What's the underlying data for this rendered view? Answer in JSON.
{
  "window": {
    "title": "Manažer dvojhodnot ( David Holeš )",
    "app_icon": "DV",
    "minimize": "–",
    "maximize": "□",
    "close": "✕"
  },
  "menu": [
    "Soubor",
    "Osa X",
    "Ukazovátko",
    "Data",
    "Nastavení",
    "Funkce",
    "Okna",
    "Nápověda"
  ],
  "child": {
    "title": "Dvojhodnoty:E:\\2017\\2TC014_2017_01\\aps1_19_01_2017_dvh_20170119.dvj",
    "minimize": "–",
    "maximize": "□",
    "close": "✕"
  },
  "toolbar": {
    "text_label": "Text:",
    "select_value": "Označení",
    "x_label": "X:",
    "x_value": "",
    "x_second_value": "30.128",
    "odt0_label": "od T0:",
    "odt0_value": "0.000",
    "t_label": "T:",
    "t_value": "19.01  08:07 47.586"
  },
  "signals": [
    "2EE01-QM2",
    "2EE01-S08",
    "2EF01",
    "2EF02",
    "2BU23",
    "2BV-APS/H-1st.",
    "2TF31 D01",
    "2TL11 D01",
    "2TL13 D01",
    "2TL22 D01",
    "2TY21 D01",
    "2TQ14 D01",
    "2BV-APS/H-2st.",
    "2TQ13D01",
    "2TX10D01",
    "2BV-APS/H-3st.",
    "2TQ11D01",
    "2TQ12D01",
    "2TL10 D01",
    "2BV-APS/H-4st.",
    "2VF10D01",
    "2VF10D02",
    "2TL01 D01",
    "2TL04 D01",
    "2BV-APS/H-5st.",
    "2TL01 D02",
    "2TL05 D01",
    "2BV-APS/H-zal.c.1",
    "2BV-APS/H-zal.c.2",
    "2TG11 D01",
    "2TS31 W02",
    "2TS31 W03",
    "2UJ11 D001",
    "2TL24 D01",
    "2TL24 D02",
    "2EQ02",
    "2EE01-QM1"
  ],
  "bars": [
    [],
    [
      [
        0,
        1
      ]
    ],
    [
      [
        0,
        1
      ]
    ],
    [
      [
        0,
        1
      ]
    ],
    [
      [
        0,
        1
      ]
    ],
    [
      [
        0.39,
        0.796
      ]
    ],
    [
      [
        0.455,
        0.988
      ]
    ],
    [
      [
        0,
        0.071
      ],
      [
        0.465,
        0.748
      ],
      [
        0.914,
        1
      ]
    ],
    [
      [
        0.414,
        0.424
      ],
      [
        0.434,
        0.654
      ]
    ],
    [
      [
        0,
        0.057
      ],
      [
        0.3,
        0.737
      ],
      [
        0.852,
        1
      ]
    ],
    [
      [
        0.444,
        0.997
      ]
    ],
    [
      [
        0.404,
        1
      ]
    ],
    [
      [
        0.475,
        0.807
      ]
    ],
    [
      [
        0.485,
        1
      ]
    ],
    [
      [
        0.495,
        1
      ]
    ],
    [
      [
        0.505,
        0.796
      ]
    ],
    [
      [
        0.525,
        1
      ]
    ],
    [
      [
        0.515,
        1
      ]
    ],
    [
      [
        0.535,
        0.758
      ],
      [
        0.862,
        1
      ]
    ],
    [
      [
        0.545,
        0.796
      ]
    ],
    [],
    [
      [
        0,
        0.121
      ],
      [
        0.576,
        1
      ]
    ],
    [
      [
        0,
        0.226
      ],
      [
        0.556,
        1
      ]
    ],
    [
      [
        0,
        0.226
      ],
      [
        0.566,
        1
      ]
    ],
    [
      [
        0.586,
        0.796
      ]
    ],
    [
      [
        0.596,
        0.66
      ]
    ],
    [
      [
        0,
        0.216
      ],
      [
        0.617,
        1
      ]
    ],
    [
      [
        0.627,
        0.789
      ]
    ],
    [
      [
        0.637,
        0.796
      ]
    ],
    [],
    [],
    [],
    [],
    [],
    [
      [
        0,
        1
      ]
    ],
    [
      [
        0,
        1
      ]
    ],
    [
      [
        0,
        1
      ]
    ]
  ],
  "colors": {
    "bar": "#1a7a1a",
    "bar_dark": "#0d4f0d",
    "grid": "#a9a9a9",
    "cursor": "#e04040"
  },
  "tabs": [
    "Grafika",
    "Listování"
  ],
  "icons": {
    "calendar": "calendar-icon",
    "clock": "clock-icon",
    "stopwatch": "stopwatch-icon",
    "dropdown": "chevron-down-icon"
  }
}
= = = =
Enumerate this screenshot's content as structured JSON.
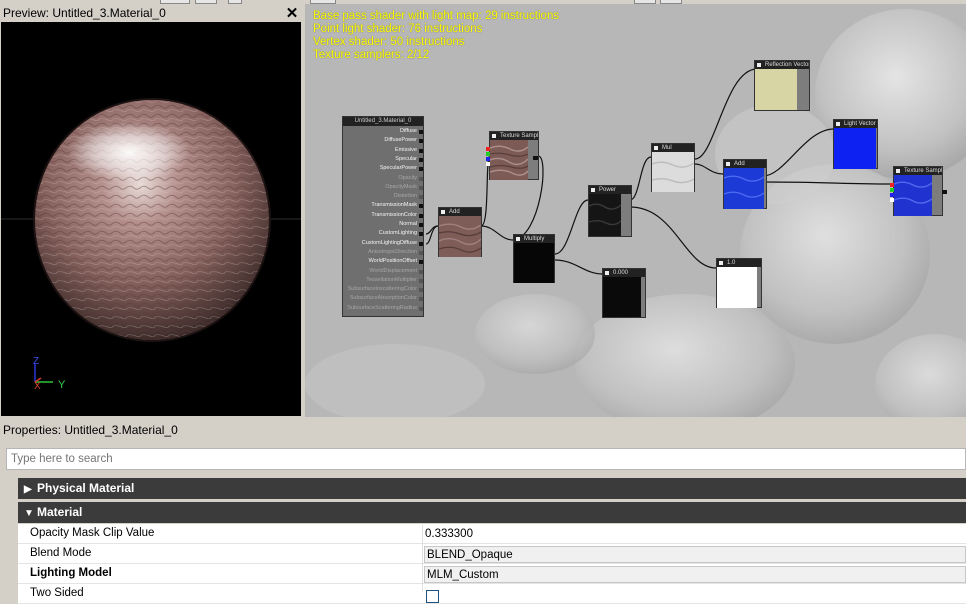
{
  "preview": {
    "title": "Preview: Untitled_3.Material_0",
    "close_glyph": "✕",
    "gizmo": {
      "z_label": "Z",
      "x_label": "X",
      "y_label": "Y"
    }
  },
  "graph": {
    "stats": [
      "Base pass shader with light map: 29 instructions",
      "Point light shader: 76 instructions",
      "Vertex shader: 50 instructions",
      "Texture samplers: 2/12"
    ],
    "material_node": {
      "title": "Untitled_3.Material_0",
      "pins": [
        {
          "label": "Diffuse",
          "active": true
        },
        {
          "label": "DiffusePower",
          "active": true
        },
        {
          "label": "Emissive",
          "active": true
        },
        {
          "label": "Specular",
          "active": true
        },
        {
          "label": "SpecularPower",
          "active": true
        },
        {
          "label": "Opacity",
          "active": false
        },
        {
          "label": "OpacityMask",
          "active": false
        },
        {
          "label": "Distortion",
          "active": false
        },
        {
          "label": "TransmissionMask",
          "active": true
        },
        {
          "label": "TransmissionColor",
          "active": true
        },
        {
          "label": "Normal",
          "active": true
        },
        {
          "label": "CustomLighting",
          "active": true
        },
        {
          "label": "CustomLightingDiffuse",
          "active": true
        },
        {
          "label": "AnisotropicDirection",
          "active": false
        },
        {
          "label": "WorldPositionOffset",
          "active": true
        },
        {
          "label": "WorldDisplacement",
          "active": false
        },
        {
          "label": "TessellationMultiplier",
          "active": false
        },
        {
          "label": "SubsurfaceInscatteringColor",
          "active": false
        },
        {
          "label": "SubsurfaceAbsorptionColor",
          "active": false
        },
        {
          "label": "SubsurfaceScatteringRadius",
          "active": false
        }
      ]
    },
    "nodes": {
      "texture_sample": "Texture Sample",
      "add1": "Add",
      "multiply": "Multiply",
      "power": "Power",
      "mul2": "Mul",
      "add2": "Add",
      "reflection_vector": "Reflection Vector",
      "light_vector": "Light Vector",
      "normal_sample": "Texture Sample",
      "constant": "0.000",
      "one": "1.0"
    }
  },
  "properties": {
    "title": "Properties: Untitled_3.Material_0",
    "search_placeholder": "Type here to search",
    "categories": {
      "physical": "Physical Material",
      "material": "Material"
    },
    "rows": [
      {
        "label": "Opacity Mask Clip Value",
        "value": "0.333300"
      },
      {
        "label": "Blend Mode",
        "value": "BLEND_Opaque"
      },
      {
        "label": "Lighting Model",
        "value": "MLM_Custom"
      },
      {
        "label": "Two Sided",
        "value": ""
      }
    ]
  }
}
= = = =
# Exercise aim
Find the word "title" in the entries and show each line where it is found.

# Expected output
    "title": "Manažer dvojhodnot ( David Holeš )",
    "title": "Dvojhodnoty:E:\\2017\\2TC014_2017_01\\aps1_19_01_2017_dvh_20170119.dvj",
    "title": "Preview: Untitled_3.Material_0",
      "title": "Untitled_3.Material_0",
    "title": "Properties: Untitled_3.Material_0",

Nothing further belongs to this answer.